In 2013, Potter's team found the remains of two more buried infants beneath the first. They had't been cremated. Potter says it's hard to tell how the infants died. Potter, who co-authored the new study, asked O'Rourke to analyze their mitochondrial DNA.
O'Rourke and Tackney worked with University of Utah geneticists to sequence the mitochondrial DNA of the two infants - known as USR1 and USR2 for Upward Sun River. Mitochondrial DNA is located in mitochondria, or the power plants of cells.
From fragments of skull bone, the researchers read 58.7 million DNA sequences from USR1 and 55.8 million from USR2. From those, the Utah scientists obtained 20,004 high-quality mitochondrial DNA sequences for USR1 and 32,979 for USR2.
"We were able to obtain the entire mitochondrial genome [genetic blueprint] sequence for each of them, as opposed to just a partial sequence," O'Rourke says.
Infants related to two native lineages throughout the Americas
Potter says the new findings help in "understanding the genetic diversity among very early Beringian populations that connects them in many ways to Native Americans in both North and South America."
The researchers identified infant USR1 as belonging to Native American lineage C1b, while infant USR2 is part of a more common native lineage known as B2. (Native American lineages begin with the letters A, B, C, D or X.)
"It's not common to find infants buried together that are not related maternally," O'Rourke says. "It raises questions about the social structure and mortuary practices of these early people," including whether the babies had a common father.
Lineage C1 (most remains aren't identified to the subgroup C1b level) is found most often among the Pima and Hualapai Indians of Arizona, the Delta Yuman of California, and six other tribes, including the Ignaciano in Bolivia, the extinct Tainos in Puerto Rico and a group represented by 700-year-old bones at Norris Farms in Illinois.
Lineage B2 is found most often in 37 tribes throughout the Americas, including the Yakama, Wishram, Northern Paiute-Shoshoni, Navajo, Hualapai (which also carries C1 genes), Zuni and Jemez in North America and the Quecha and Aymara in Peru. The B2 lineage also was common among the U.S. Southwest's ancient Fremont and Anasazi.
The genetic data indicate that the most recent common ancestor of the C1b lineage existed at least 12,854 years ago, and the most recent common ancestor of the B2 lineage existed at least 12,024 years ago.

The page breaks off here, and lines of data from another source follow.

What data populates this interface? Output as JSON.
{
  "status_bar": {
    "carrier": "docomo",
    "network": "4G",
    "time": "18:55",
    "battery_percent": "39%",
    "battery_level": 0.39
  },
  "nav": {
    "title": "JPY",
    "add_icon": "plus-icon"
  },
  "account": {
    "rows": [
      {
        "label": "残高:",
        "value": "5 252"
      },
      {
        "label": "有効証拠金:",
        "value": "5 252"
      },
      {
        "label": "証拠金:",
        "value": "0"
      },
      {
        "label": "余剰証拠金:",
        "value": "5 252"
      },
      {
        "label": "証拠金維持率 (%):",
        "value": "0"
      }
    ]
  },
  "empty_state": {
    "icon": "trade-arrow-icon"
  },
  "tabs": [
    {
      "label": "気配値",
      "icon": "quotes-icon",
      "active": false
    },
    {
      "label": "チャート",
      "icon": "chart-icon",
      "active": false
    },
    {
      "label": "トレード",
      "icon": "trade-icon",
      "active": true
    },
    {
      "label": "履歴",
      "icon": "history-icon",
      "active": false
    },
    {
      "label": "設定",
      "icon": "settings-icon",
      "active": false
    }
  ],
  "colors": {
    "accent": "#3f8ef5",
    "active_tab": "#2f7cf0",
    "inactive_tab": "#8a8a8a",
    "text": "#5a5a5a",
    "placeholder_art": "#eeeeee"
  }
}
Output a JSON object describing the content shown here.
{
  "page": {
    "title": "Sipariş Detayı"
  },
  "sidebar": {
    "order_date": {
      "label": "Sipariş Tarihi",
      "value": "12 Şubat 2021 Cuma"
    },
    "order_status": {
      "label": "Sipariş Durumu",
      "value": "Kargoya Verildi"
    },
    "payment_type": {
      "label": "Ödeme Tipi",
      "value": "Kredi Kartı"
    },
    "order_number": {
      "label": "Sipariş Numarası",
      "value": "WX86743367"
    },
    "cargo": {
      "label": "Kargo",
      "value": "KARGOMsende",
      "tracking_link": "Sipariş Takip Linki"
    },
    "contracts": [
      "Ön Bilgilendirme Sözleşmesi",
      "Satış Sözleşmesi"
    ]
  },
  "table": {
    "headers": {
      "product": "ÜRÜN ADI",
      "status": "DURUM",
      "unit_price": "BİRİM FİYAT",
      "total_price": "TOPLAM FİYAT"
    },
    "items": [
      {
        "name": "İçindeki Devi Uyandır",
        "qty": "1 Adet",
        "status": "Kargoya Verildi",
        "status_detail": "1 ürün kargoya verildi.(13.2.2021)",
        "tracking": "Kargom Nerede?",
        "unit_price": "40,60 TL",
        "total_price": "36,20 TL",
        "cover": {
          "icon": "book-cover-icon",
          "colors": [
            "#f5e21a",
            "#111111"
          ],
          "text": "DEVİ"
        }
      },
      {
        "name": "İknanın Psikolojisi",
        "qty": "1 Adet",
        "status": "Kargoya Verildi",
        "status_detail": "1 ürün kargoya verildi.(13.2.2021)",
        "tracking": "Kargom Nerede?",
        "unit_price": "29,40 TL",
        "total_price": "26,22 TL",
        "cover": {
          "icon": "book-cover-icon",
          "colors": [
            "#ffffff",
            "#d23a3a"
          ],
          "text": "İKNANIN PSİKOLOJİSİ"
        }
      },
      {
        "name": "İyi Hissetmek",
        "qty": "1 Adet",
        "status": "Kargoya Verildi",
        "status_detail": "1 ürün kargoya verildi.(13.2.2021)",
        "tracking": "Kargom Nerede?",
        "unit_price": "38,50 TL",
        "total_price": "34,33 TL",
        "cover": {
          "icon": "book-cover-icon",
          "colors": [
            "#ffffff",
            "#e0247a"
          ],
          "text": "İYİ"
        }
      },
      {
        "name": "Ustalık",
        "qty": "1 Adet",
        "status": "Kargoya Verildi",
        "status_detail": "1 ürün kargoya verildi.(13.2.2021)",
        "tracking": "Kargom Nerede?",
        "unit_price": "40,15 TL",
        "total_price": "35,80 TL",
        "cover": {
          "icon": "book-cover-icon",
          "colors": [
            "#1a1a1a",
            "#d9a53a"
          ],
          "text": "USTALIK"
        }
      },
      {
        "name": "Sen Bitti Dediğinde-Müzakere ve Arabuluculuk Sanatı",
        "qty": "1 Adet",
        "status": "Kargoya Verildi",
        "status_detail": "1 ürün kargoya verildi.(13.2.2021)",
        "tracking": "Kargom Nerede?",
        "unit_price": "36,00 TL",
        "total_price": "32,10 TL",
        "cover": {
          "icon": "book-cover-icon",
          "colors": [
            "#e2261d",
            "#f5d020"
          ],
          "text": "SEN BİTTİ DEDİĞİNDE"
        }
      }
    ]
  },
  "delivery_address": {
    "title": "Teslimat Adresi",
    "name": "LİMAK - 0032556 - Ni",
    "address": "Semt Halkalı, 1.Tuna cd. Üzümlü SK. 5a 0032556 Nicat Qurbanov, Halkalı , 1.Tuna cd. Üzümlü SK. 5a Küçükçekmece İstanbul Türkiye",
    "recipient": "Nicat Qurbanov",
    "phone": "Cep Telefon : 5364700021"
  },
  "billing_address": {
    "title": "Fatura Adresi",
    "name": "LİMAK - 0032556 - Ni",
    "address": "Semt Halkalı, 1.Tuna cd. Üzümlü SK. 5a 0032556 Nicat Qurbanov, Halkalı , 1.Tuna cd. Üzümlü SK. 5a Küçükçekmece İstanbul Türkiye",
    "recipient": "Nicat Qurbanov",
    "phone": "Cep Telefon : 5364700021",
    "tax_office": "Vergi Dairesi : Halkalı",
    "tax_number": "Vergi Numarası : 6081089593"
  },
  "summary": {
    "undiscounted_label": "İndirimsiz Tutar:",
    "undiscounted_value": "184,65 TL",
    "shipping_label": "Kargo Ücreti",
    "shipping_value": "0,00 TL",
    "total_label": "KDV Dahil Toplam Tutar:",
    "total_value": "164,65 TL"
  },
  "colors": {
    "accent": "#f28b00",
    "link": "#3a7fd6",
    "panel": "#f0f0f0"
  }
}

O'Rourke suspects the real times were even earlier, but that nonetheless both 11,500-year-old infants were at or near the root of their respective genealogical trees.
"It may well be that the population represented by Upward Sun River is indicative of many such isolated populations distributed across Beringia, each of which may have contributed migrants to that early American Indian dispersal, and each may have been slightly genetically different from the others," O'Rourke says.

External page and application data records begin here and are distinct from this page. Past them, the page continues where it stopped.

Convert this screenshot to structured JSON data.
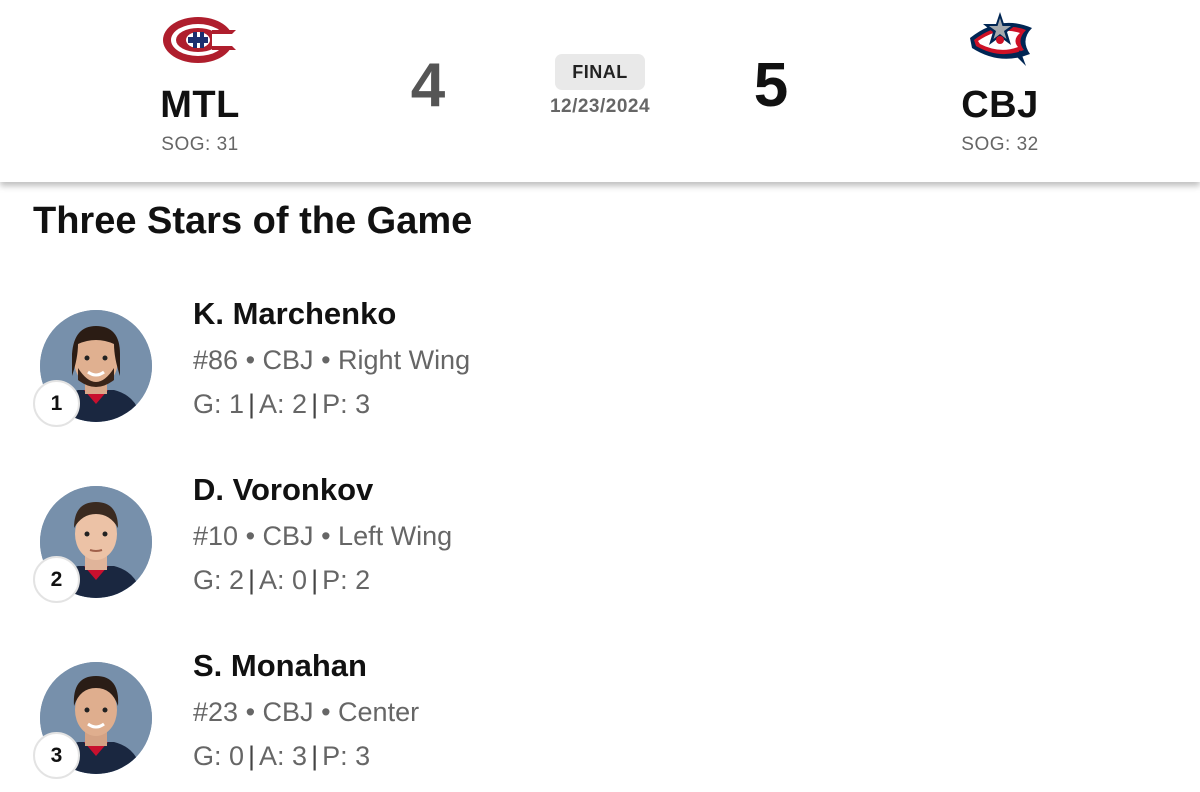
{
  "game": {
    "away": {
      "abbr": "MTL",
      "sog": "SOG: 31",
      "score": "4",
      "logo_icon": "canadiens-logo-icon",
      "color": "#af1e2d"
    },
    "home": {
      "abbr": "CBJ",
      "sog": "SOG: 32",
      "score": "5",
      "logo_icon": "blue-jackets-logo-icon",
      "color": "#002654"
    },
    "status": "FINAL",
    "date": "12/23/2024"
  },
  "section_title": "Three Stars of the Game",
  "stars": [
    {
      "rank": "1",
      "name": "K. Marchenko",
      "number": "#86",
      "team": "CBJ",
      "position": "Right Wing",
      "sep": "•",
      "g": "G: 1",
      "a": "A: 2",
      "p": "P: 3",
      "stat_sep": "|"
    },
    {
      "rank": "2",
      "name": "D. Voronkov",
      "number": "#10",
      "team": "CBJ",
      "position": "Left Wing",
      "sep": "•",
      "g": "G: 2",
      "a": "A: 0",
      "p": "P: 2",
      "stat_sep": "|"
    },
    {
      "rank": "3",
      "name": "S. Monahan",
      "number": "#23",
      "team": "CBJ",
      "position": "Center",
      "sep": "•",
      "g": "G: 0",
      "a": "A: 3",
      "p": "P: 3",
      "stat_sep": "|"
    }
  ]
}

Native lineages spread unevenly in the Americas
Modern tribal populations in northern North America show little mitochondrial DNA diversity, O'Rourke says. Why did lineages that once occupied the subarctic vanish there but show elsewhere in the Americas? And why aren't the five major lineages spread evenly across the Americas?

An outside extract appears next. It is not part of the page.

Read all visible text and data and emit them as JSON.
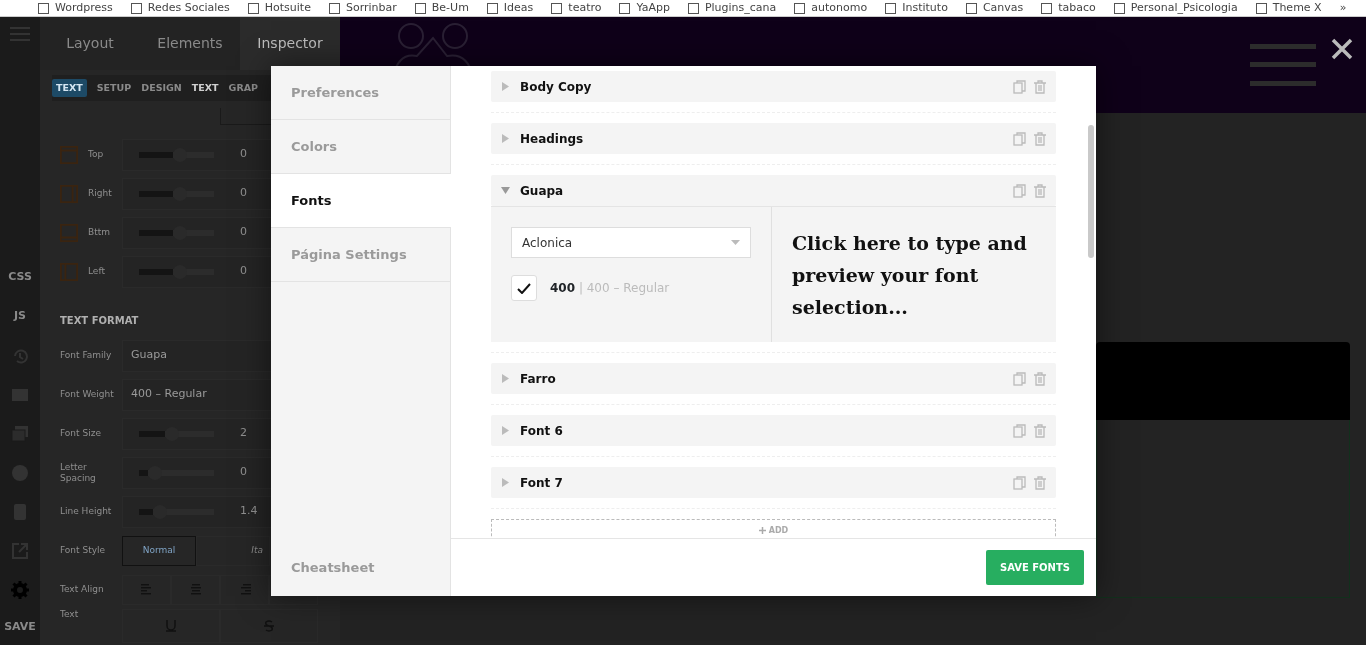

"The reason is changes in population size and rates of population migration," O'Rourke says. "In small populations, some lineages just get lost and don't get passed on, and in others they become established and more common."
"Studying the DNA of ancient individuals is important in researching how the Western Hemisphere was populated," Tackney says. "Studying the genetics of these infants who died 11,500 years ago in what is now central Alaska helps answer questions of who these people were and how they are related to modern native populations."
More information: Two contemporaneous mitogenomes from terminal Pleistocene burials in eastern Beringia, PNAS, www.pnas.org/cgi/doi/10.1073/pnas.1511903112
Provided by: University of Utah